EXERCISE DETAILS —
Provide the number of lines below containing the word "label", without any other words.

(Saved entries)
══════

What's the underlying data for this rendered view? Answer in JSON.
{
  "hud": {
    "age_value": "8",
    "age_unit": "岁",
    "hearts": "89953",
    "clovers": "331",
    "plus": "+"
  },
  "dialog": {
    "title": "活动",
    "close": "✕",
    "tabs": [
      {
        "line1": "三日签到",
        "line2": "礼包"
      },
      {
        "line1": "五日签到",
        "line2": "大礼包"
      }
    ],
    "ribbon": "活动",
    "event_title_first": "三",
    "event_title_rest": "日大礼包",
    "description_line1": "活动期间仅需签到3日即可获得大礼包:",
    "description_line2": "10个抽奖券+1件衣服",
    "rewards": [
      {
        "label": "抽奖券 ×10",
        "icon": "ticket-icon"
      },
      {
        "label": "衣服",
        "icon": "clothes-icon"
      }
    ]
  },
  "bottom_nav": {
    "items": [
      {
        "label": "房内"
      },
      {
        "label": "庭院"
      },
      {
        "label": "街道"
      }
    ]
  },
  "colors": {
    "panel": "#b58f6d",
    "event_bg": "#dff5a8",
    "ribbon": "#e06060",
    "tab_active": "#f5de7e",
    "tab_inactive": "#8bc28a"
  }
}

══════

OUTPUT —
5